Compiled by Iskender Nurmi
DAILY REVIEW FROM BASHKORTOSTANDaily Reports Violations In Bashkir Electoral Campaign...
In an article titled "It Is Not Easy To Be a Candidate in Bashkortostan," "Nezavisimaya gazeta" reported on 21 February about violations during the electoral campaign for the Bashkir State Assembly. It is alleged that an administrative source eliminated numerous opposition candidates when they registered, the daily reported. It described as "unique even for the Russian electoral experience" a case of the registration refusal of Bashkir Tatar Public Center leaders Zahir Khekimov and Marat Ramazanov, whom the electoral commission ruled every signature in favor of their candidacies was invalid. The paper commented that, given their influence among Bashkortostan's Tatars, it is hard to believe that they were unable to even persuade their relatives to back their candidacies. The daily reported that a court that heard their appeals also doubted the conclusions of the electoral commission and "wisely" stated that they were each short by one signature in order to be properly registered. The newspaper cited unnamed observers of the elections as reporting about "black lists" that included the names of not only opposition candidates but other candidates who did not have the support of Bashkir authorities. The daily also reported that the mother of opposition candidate Viktor Chernov was beaten by unknown assailants, while a daughter of another candidate was threatened with the loss of her job. Observers also said that not only the heads of raions but even senior republican officials promote "official" candidates during their work time. In addition, teachers and doctors were charged with collecting signatures in favor of "official" candidates.
...As Does A Candidate In Appeal To CEC Heads...
"Trud" on 21 February published an appeal by one Akberdin, a Bashkir parliamentary candidate in the Chermosanskii electoral district, to Russian Central Electoral Commission Chairman Aleksandr Veshnyakov and Bashkir Central Electoral Commission Chairman Baryi Kinjegulov. He said there had been "unprecedented violations of legislation" during the electoral campaign for the Bashkir State Assembly. Akberdin said unknown persons questioned people who provided their signatures for his candidacy. That is a violation of Bashkir electoral law, under which only interior ministry employees are empowered to conduct such a check in the case that they are asked to by an electoral commission, Akberdin added. He also said that the heads of several companies, including the state-run Davlekanovo Boot and Shoe Factory, threaten to penalize or fire their employees if they did not vote for Ramil Mewliyarov, a candidate from Unified Russia. The director of the Davlekanovo Boot and Shoe Factory is Mewliyarov's agent, Akberdin said.

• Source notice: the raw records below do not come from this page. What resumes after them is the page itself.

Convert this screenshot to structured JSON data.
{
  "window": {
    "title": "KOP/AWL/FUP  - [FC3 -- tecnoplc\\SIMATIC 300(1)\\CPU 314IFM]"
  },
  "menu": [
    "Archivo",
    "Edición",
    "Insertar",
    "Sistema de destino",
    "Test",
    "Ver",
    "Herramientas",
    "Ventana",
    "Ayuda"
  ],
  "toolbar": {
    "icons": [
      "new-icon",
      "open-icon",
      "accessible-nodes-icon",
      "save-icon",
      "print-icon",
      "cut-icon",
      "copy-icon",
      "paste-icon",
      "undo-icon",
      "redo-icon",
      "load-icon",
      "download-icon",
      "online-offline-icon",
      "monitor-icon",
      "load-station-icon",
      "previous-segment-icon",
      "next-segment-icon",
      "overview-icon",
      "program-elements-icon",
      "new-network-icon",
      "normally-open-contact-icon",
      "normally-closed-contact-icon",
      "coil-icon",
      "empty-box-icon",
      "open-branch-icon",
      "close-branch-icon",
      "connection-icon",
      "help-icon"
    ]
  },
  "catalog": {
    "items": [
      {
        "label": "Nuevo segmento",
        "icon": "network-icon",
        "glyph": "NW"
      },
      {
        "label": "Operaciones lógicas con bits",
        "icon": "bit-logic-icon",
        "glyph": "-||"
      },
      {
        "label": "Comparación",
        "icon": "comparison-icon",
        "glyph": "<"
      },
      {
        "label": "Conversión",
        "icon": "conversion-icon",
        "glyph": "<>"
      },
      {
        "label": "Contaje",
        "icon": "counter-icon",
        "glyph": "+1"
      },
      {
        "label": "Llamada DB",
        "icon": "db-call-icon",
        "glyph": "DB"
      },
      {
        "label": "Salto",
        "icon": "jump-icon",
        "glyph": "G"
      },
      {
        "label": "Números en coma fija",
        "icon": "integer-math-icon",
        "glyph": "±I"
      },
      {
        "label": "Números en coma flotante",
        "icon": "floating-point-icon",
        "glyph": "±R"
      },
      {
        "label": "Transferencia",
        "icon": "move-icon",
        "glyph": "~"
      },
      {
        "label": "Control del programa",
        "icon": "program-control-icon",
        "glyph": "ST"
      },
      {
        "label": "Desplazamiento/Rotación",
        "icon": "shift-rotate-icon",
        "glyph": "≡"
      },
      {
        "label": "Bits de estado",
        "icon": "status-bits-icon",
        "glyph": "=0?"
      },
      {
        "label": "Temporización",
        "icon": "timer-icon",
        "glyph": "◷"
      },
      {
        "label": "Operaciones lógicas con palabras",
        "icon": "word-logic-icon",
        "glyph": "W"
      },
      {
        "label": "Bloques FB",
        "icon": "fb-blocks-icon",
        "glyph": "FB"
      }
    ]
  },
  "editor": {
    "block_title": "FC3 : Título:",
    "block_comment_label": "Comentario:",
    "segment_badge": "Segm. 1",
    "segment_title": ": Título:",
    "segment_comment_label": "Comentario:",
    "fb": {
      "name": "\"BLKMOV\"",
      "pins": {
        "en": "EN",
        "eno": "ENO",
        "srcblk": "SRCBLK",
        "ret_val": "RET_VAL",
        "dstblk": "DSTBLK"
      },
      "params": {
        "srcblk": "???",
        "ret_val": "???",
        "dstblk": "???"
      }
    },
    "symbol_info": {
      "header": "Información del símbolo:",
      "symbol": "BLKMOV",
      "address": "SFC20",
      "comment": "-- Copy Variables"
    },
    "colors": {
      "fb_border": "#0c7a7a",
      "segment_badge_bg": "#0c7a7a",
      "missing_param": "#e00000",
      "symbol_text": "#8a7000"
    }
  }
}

...While Four Candidates Quit Parliamentary Race
Four candidates for the Bashkir State Assembly have refused to participate further in the race, RosBalt reported on 20 February, citing the Bashkir Central Electoral Commission. All are said to have reached the decision voluntarily on the grounds of Article 53 of the republican Electoral Code, the report said. Two of them were campaigning in Ufa and two others in Boro (Birsk). Thus, the number of candidates for the 120 seats has been reduced to 392.
Compiled by Gulnara Khasanova